In the News
Hood has high hopes after Olympic taster. The only Scottish athlete at the inaugural Youth Olympic Games (YOG) is now targeting the triathlon starting line at the 2014 Commonwealth Games in Glasgow.
(retrieved from http://dev.triathlonscotland.org/newsArticle.cfm?id=521, November 24, 2010)
At 18, Andy Hood, pictured right, has time on his side to swim, bike and run at another major Games and the Cupar teenager has been given a major boost with selection for triathlonscotland’s performance programme.
Hood, who finished 15th at the YOG in Singapore, is one of 19 athletes named on the national performance programme for triathletes.
“Singapore was great as I got to meet people from lots of other sports, not just triathlon and living in the athlete’s village was good too, mixing with athletes from all over the world.” said Hood.
“The experience has helped me to appreciate what a major games is like and now the next big goal is Glasgow in four years time. Being a home Games, just half an hour from my training base, makes it that bit more special.”

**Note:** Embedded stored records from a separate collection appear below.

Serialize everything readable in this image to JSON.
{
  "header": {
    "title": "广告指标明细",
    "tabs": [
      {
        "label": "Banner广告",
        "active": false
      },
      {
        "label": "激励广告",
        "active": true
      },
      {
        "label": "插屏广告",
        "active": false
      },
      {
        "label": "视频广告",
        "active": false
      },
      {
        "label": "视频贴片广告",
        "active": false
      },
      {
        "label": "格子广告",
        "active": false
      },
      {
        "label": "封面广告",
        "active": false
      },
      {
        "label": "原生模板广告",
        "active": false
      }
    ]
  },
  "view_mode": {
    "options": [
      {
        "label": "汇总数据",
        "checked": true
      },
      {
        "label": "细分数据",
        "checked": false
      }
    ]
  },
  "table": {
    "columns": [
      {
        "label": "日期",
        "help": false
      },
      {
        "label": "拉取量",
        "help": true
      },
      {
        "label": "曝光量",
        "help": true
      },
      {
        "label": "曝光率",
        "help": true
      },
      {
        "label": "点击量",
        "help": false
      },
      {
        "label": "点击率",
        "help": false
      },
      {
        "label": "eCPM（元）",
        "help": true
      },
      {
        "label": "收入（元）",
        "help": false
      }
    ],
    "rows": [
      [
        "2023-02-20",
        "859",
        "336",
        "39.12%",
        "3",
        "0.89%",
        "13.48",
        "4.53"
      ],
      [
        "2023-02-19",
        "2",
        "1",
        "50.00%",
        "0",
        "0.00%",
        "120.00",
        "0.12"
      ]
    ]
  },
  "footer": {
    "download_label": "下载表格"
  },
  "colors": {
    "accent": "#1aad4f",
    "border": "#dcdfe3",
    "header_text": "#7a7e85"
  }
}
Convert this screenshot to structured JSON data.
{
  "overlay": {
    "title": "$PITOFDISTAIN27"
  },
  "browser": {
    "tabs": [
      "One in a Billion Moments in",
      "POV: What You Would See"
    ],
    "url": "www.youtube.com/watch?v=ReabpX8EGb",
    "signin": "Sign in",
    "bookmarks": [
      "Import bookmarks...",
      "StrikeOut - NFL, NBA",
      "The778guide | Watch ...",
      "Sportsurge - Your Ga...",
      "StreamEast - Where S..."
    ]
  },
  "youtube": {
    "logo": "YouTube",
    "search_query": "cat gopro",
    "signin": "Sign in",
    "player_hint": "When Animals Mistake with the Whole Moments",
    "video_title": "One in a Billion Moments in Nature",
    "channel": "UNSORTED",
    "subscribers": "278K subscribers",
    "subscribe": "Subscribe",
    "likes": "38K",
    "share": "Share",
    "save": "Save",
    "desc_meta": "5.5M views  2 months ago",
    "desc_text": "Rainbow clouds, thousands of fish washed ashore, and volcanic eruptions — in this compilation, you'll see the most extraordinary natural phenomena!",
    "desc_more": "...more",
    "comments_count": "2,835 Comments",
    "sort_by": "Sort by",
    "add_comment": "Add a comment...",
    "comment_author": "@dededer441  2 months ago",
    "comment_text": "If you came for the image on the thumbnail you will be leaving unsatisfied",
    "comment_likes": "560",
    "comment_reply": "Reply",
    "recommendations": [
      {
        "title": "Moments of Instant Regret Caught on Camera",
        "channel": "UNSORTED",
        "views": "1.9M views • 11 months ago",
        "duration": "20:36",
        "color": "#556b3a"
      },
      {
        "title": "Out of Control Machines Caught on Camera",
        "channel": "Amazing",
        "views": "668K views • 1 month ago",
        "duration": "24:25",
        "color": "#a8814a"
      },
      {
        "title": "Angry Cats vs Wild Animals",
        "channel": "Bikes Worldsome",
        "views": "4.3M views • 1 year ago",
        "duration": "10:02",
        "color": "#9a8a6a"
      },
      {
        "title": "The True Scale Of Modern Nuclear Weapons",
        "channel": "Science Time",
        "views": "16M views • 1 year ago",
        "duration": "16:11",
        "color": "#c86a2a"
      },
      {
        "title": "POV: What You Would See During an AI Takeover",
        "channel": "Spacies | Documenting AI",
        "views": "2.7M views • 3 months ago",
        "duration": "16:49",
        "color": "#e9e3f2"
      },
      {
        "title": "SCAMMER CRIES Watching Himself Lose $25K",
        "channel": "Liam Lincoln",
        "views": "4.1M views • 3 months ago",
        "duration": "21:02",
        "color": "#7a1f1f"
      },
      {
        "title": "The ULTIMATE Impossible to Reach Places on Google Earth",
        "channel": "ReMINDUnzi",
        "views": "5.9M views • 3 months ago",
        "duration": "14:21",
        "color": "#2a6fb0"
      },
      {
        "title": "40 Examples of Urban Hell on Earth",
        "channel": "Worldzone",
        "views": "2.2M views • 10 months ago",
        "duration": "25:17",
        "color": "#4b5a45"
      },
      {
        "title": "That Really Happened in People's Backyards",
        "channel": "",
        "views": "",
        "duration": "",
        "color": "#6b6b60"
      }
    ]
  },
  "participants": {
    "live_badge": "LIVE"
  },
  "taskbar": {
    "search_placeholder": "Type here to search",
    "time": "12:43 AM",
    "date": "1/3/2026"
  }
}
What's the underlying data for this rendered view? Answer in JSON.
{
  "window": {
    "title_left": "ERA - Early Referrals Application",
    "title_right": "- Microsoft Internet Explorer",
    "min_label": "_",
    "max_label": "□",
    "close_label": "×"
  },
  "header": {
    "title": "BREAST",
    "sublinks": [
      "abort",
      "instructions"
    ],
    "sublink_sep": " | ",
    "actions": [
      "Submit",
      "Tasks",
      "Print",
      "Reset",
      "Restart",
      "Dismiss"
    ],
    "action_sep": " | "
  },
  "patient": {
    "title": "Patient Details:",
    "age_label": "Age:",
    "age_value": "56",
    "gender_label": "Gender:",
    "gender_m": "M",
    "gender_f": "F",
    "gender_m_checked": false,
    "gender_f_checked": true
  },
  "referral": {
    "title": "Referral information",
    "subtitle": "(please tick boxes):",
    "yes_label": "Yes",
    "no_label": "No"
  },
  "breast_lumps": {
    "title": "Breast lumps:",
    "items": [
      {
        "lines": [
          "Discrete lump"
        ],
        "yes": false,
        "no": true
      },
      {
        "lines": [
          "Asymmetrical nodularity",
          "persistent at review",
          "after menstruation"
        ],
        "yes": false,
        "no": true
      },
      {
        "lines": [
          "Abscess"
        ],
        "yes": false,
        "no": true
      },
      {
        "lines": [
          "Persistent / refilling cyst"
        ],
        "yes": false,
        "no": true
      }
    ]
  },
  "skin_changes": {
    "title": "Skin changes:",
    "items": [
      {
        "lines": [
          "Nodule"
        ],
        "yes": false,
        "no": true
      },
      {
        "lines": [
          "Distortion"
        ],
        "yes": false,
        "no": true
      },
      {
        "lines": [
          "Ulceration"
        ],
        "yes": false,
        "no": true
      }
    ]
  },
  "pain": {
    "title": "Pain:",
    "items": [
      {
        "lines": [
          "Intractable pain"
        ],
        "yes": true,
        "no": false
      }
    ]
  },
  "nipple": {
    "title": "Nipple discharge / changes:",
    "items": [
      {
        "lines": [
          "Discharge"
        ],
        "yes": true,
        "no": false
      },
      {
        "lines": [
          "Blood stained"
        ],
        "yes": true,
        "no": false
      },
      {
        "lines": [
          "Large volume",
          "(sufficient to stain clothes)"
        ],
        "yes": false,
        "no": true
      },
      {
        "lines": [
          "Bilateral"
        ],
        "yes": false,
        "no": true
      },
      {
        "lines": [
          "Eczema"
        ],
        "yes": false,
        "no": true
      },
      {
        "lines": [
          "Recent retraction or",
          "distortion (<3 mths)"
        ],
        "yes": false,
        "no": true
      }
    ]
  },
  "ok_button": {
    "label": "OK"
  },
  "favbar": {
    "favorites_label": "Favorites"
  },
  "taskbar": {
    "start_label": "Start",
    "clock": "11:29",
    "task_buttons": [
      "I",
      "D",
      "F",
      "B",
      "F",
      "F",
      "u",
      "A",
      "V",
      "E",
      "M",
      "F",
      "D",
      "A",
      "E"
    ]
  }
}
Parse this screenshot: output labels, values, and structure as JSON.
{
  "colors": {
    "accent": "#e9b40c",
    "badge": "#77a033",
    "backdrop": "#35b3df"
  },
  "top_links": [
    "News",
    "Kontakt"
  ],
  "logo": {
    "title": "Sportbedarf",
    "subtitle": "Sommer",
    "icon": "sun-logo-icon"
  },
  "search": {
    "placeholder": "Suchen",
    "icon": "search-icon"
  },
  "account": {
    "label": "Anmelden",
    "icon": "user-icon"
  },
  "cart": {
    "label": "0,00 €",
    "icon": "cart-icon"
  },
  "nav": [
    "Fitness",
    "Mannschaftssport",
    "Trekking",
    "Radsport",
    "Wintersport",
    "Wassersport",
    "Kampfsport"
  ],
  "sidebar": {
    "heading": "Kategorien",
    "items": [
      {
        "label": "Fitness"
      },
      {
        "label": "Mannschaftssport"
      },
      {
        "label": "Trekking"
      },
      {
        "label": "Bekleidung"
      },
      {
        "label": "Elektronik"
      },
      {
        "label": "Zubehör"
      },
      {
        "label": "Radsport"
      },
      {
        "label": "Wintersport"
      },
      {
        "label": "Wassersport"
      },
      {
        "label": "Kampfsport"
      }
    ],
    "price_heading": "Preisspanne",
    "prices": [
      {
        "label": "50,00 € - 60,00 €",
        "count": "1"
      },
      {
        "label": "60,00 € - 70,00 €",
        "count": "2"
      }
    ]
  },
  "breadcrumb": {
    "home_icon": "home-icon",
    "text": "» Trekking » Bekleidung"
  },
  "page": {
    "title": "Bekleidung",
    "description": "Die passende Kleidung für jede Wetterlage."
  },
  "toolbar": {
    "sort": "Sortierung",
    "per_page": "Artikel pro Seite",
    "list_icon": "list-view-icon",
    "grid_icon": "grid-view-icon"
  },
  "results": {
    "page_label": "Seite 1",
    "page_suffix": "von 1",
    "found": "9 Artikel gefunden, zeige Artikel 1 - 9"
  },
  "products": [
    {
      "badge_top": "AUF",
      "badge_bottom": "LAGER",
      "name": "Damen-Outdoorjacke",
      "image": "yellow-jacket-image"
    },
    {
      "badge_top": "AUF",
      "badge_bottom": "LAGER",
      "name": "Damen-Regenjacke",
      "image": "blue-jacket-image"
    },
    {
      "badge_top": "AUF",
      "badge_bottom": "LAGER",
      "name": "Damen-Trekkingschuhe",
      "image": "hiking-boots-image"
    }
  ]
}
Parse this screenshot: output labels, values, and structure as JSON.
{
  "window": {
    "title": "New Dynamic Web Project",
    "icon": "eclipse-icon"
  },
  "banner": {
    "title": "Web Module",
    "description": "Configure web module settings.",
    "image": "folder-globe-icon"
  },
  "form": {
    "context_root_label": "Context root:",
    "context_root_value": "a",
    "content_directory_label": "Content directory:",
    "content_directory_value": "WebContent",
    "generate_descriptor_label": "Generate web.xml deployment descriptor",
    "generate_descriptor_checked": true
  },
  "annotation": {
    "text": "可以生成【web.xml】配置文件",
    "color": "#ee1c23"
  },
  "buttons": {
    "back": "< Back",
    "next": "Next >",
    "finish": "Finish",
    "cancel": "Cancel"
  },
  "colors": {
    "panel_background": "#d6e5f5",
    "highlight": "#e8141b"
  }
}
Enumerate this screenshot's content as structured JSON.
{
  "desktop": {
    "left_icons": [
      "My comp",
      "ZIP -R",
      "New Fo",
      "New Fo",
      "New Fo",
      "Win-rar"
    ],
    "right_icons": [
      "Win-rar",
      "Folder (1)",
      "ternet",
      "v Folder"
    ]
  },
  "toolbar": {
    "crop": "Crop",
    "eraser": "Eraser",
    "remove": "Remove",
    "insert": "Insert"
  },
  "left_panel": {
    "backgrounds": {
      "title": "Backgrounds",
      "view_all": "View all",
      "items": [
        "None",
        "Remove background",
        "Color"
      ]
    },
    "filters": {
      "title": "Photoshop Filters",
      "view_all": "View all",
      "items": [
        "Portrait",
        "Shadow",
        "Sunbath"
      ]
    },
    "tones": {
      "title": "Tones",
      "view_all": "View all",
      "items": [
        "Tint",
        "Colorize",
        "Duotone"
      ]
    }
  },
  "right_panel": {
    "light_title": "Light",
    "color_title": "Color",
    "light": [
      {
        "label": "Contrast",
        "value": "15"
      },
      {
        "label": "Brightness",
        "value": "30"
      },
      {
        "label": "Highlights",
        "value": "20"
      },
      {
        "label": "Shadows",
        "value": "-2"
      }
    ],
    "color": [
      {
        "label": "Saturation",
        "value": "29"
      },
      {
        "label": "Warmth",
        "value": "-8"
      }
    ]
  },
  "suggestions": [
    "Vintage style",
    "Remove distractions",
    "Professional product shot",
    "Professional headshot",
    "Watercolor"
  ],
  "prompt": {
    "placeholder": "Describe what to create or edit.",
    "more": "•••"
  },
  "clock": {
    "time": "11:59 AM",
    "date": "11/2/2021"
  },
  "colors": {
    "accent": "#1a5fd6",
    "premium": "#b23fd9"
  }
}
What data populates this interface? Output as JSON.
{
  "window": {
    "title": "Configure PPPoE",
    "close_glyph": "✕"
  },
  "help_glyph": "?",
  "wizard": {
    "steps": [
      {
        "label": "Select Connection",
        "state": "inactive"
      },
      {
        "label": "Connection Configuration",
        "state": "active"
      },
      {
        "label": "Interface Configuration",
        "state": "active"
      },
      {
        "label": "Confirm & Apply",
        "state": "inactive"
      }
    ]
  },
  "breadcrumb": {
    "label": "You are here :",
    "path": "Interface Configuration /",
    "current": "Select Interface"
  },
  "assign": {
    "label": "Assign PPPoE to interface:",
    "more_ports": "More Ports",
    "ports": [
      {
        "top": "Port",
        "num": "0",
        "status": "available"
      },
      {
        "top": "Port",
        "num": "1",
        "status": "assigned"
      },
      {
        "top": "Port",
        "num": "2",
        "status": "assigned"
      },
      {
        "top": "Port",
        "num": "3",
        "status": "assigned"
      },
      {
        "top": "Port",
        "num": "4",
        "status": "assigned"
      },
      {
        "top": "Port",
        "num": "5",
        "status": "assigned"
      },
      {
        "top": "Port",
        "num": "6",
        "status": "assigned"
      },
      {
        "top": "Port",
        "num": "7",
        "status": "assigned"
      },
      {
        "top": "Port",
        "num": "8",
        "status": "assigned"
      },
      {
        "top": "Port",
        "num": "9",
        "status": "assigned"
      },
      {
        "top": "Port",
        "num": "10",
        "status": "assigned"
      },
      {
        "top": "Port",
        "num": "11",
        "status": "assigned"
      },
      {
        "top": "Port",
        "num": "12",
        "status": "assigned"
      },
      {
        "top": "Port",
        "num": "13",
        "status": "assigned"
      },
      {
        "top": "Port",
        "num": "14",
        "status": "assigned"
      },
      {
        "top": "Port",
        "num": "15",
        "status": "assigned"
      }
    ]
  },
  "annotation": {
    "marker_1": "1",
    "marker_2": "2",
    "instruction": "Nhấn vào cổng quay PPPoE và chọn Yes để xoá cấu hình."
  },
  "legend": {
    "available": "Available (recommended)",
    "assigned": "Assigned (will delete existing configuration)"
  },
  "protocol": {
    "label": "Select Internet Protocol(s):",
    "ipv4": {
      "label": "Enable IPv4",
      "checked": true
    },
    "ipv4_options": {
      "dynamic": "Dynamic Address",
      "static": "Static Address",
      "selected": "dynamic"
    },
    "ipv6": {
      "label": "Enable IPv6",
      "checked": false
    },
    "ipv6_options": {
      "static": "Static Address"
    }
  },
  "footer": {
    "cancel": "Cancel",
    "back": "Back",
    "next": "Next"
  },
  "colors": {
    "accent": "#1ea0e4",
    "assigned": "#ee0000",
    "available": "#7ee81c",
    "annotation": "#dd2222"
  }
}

Hood is part of the development squad, one of three sections to the 2011 performance programme, sandwiched between foundation and podium. Included in the podium squad is veteran triathlete Kerry Lang, from Elderslie, who represented Scotland at the 2006 Commonwealth Games in Melbourne.
Another name to look out for is Irvine’s David McNamee, who finished ninth in the European U23 Triathlon Championships in Portugal and represented Great Britain in the World U23 Championships.
Both McNamee and Hood are students at the University of Stirling, its campus home to triathlonscotland’s national performance centre.
Hood, in the first year of an Applied Maths degree, added: “It’s definitely a big step forward for me this year, not just with my studies, but with much more focused training at the performance centre.
“The main benefit of the performance programme is the coaching support and also the access to the additional support from the sportscotland institute of sport.
“And there is a core group of us all living together, encouraging and helping one another. It may be an individual sport, but we work as a team as everyone has the same aims – to perform for Scotland.”
triathlonscotland National Performance Development Coach Chris Volley leads the performance programme and in 2011, an expanding group of coaches will support the athletes in their performance development.
This includes: National Assistant Coach Blair Cartmell, Linda McLean, Stewart Bailey, Stephen Moffatt, Susan Moffatt, Martin Gore and Brigitte Wallner.
Chris Volley said: “This year it was the most difficult yet to earn a place on the squads. We now have a good mix of athletes ranging from proven performers at senior level through to athletes new to the sport who have shown the potential to develop quickly with a positive attitude to the challenges they will face.”
Scotland’s promising triathlon talent will swap their Christmas shopping for a warm weather training camp on the Canary Islands.
(retrieved from http://www.triathlonscotland.org/newsArticle.cfm?id=527; 24 Nov 2010)
Eleven members of triathlonscotland’s Performance programme, including 2010 Strathclyde Park ETU European Cup winner Ritchie Nicholls, pictured right, will head to Fuertaventura on 17 December, returning on Christmas Eve.
The week-long camp for members of the Development and Podium Level squads will focus on some intensive technical training as the athletes prepare for the 2011 season.
National Performance Development Coach Chris Volley and Assistant National Coach Blair Cartmell are hopeful elite Danish triathlete Rasmus Henning will meet up with the squads and pass on the knowledge which has seen him win the 2009 European Long Distance Championships ad compete at the 2004 Olympic Games.
At the same time, the Foundation squad will meet on 19 December, to build upon the work undertaken at two camps this month.
The first, held at the end of October at the Stirling Performance Centre, based at the University of Stirling, was led by Linda McLean. Working alongside top age group competitor Martin Gore, an Edinburgh RC club member, Stewart Bailey and Psychology Masters student Brigitta Walner, the athletes identified key areas for development.
“It is all about ensuring athletes are focusing on their key limiting points,” explained Chris Volley. “By identifying them, the coaches can then help and support the athletes to change and improve.
“Each triathlete left with three key aims to develop ahead of the next camp, which can be everything from basic conditioning movements to changing their swim or run action. We don’t expect them to solve everything in one go, but start to tackle them with our support.
“The camps aim to foster an atmosphere of learning and development and by extending the areas of support through people like Linda, Martin and Brigitta, the athletes will gather knowledge in different areas while the coaches can also take their skills back to deliver to the Scottish club triathletes.”
The next camp, for Foundation and non-centralised athletes, takes place on 26-27 November in Stirling, led by Bailey.
Image: Ritchie Nicholls crosses the line at Strathclyde Park/Photo courtesy of Imac Images